Exercise objective
Whatever the records below hold, copy it all out exactly.
Top of Source data
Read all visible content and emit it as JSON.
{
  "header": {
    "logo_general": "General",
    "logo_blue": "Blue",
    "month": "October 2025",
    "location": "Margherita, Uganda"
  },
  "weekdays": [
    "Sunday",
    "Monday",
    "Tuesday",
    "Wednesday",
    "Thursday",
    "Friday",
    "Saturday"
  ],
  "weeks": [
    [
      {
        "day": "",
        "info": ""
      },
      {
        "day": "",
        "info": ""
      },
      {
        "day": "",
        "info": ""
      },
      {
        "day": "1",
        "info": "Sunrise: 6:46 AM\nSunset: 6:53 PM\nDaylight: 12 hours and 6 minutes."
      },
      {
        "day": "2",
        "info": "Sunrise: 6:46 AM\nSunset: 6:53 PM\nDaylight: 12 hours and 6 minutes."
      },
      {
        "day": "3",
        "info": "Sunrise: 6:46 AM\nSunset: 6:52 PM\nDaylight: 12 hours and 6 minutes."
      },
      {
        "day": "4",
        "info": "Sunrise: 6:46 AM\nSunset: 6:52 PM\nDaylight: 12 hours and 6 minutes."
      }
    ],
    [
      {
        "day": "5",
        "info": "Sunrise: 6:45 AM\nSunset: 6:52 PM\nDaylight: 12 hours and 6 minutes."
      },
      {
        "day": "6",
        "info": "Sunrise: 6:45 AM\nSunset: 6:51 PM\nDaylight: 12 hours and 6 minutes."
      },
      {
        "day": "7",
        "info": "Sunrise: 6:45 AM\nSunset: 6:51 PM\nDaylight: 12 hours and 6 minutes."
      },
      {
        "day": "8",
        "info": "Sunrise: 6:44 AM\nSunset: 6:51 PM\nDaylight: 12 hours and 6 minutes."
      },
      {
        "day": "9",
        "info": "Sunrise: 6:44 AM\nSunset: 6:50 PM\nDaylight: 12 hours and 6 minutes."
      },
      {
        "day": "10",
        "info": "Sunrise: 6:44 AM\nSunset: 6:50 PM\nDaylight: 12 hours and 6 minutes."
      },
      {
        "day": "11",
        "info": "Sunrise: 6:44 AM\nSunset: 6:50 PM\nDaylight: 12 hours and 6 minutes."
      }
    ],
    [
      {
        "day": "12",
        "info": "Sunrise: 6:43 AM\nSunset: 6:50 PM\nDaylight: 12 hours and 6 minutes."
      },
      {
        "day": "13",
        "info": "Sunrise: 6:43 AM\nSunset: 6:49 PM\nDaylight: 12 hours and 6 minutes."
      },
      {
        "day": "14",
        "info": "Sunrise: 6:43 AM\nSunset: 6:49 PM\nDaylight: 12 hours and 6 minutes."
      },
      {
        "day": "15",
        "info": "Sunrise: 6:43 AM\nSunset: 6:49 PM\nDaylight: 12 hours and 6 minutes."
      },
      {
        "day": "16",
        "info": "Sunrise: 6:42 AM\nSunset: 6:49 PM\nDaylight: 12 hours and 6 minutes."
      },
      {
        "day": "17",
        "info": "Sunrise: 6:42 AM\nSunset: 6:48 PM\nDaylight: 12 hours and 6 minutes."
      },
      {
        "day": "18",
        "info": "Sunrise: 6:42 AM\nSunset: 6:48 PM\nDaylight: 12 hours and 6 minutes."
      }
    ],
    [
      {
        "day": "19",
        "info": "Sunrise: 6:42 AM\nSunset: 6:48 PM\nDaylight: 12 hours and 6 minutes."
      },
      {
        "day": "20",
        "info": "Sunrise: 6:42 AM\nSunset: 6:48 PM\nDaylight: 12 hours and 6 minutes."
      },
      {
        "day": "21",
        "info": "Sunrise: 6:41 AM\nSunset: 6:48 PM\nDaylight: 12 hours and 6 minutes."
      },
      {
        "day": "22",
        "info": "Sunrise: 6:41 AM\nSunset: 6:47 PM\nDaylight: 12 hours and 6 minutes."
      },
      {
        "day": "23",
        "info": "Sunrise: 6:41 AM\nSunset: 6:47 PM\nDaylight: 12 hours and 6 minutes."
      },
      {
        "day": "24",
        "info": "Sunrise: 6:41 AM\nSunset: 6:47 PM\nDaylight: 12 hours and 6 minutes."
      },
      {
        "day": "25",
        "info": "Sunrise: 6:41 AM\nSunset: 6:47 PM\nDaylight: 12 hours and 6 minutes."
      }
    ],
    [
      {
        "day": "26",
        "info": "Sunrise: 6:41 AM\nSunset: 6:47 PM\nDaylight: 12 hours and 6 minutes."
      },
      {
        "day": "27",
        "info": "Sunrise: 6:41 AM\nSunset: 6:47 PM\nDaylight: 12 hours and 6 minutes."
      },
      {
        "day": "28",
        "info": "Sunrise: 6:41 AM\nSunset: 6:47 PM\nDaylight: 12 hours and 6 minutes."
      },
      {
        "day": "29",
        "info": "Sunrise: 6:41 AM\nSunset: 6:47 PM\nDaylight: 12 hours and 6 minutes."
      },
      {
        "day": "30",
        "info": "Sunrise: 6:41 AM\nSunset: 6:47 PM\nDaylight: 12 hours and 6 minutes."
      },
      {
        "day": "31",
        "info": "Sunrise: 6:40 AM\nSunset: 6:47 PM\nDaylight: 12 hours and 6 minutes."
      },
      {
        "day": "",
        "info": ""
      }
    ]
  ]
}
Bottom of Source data
Output of the exercise
Read all visible content and emit it as JSON.
{
  "header": {
    "logo_general": "General",
    "logo_blue": "Blue",
    "month": "October 2025",
    "location": "Margherita, Uganda"
  },
  "weekdays": [
    "Sunday",
    "Monday",
    "Tuesday",
    "Wednesday",
    "Thursday",
    "Friday",
    "Saturday"
  ],
  "weeks": [
    [
      {
        "day": "",
        "info": ""
      },
      {
        "day": "",
        "info": ""
      },
      {
        "day": "",
        "info": ""
      },
      {
        "day": "1",
        "info": "Sunrise: 6:46 AM\nSunset: 6:53 PM\nDaylight: 12 hours and 6 minutes."
      },
      {
        "day": "2",
        "info": "Sunrise: 6:46 AM\nSunset: 6:53 PM\nDaylight: 12 hours and 6 minutes."
      },
      {
        "day": "3",
        "info": "Sunrise: 6:46 AM\nSunset: 6:52 PM\nDaylight: 12 hours and 6 minutes."
      },
      {
        "day": "4",
        "info": "Sunrise: 6:46 AM\nSunset: 6:52 PM\nDaylight: 12 hours and 6 minutes."
      }
    ],
    [
      {
        "day": "5",
        "info": "Sunrise: 6:45 AM\nSunset: 6:52 PM\nDaylight: 12 hours and 6 minutes."
      },
      {
        "day": "6",
        "info": "Sunrise: 6:45 AM\nSunset: 6:51 PM\nDaylight: 12 hours and 6 minutes."
      },
      {
        "day": "7",
        "info": "Sunrise: 6:45 AM\nSunset: 6:51 PM\nDaylight: 12 hours and 6 minutes."
      },
      {
        "day": "8",
        "info": "Sunrise: 6:44 AM\nSunset: 6:51 PM\nDaylight: 12 hours and 6 minutes."
      },
      {
        "day": "9",
        "info": "Sunrise: 6:44 AM\nSunset: 6:50 PM\nDaylight: 12 hours and 6 minutes."
      },
      {
        "day": "10",
        "info": "Sunrise: 6:44 AM\nSunset: 6:50 PM\nDaylight: 12 hours and 6 minutes."
      },
      {
        "day": "11",
        "info": "Sunrise: 6:44 AM\nSunset: 6:50 PM\nDaylight: 12 hours and 6 minutes."
      }
    ],
    [
      {
        "day": "12",
        "info": "Sunrise: 6:43 AM\nSunset: 6:50 PM\nDaylight: 12 hours and 6 minutes."
      },
      {
        "day": "13",
        "info": "Sunrise: 6:43 AM\nSunset: 6:49 PM\nDaylight: 12 hours and 6 minutes."
      },
      {
        "day": "14",
        "info": "Sunrise: 6:43 AM\nSunset: 6:49 PM\nDaylight: 12 hours and 6 minutes."
      },
      {
        "day": "15",
        "info": "Sunrise: 6:43 AM\nSunset: 6:49 PM\nDaylight: 12 hours and 6 minutes."
      },
      {
        "day": "16",
        "info": "Sunrise: 6:42 AM\nSunset: 6:49 PM\nDaylight: 12 hours and 6 minutes."
      },
      {
        "day": "17",
        "info": "Sunrise: 6:42 AM\nSunset: 6:48 PM\nDaylight: 12 hours and 6 minutes."
      },
      {
        "day": "18",
        "info": "Sunrise: 6:42 AM\nSunset: 6:48 PM\nDaylight: 12 hours and 6 minutes."
      }
    ],
    [
      {
        "day": "19",
        "info": "Sunrise: 6:42 AM\nSunset: 6:48 PM\nDaylight: 12 hours and 6 minutes."
      },
      {
        "day": "20",
        "info": "Sunrise: 6:42 AM\nSunset: 6:48 PM\nDaylight: 12 hours and 6 minutes."
      },
      {
        "day": "21",
        "info": "Sunrise: 6:41 AM\nSunset: 6:48 PM\nDaylight: 12 hours and 6 minutes."
      },
      {
        "day": "22",
        "info": "Sunrise: 6:41 AM\nSunset: 6:47 PM\nDaylight: 12 hours and 6 minutes."
      },
      {
        "day": "23",
        "info": "Sunrise: 6:41 AM\nSunset: 6:47 PM\nDaylight: 12 hours and 6 minutes."
      },
      {
        "day": "24",
        "info": "Sunrise: 6:41 AM\nSunset: 6:47 PM\nDaylight: 12 hours and 6 minutes."
      },
      {
        "day": "25",
        "info": "Sunrise: 6:41 AM\nSunset: 6:47 PM\nDaylight: 12 hours and 6 minutes."
      }
    ],
    [
      {
        "day": "26",
        "info": "Sunrise: 6:41 AM\nSunset: 6:47 PM\nDaylight: 12 hours and 6 minutes."
      },
      {
        "day": "27",
        "info": "Sunrise: 6:41 AM\nSunset: 6:47 PM\nDaylight: 12 hours and 6 minutes."
      },
      {
        "day": "28",
        "info": "Sunrise: 6:41 AM\nSunset: 6:47 PM\nDaylight: 12 hours and 6 minutes."
      },
      {
        "day": "29",
        "info": "Sunrise: 6:41 AM\nSunset: 6:47 PM\nDaylight: 12 hours and 6 minutes."
      },
      {
        "day": "30",
        "info": "Sunrise: 6:41 AM\nSunset: 6:47 PM\nDaylight: 12 hours and 6 minutes."
      },
      {
        "day": "31",
        "info": "Sunrise: 6:40 AM\nSunset: 6:47 PM\nDaylight: 12 hours and 6 minutes."
      },
      {
        "day": "",
        "info": ""
      }
    ]
  ]
}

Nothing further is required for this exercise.